_AIM OF THE TASK_
As the answer, give a copy of each line below that includes the word "Scheduled".

(Dataset rows describing interfaces)
______________________________
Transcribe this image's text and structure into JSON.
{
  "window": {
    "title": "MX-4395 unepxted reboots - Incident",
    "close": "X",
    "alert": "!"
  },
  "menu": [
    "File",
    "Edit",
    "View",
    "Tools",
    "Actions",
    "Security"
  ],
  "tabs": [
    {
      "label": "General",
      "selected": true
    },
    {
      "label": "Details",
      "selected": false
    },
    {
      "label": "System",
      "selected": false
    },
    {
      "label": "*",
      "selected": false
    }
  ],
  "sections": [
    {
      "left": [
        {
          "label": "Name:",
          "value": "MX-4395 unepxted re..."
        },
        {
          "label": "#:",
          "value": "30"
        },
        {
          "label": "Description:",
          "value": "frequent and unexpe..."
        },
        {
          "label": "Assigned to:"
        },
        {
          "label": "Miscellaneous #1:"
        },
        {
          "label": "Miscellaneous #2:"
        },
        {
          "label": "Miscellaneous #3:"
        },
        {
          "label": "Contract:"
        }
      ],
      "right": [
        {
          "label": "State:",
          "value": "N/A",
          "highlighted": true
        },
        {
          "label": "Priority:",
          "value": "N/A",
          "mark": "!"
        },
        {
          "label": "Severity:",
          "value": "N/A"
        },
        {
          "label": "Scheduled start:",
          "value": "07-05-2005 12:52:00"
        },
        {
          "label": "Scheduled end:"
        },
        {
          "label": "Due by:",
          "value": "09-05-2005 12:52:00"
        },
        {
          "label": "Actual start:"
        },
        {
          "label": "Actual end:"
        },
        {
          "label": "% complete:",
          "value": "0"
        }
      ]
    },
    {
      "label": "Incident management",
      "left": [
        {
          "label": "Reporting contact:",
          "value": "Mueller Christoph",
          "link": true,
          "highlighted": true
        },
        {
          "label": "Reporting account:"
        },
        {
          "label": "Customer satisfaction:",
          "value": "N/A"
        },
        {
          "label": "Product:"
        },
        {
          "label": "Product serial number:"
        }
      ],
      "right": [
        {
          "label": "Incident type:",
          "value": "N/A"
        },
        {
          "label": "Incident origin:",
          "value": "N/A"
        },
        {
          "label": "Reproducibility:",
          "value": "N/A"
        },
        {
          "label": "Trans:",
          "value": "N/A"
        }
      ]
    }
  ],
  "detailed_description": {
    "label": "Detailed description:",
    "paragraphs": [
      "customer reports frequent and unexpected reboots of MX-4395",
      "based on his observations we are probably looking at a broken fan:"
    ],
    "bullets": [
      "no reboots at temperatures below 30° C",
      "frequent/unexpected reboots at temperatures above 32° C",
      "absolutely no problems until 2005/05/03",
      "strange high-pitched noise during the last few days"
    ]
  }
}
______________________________
_FINISHED TASK_
          "label": "Scheduled start:",
          "label": "Scheduled end:"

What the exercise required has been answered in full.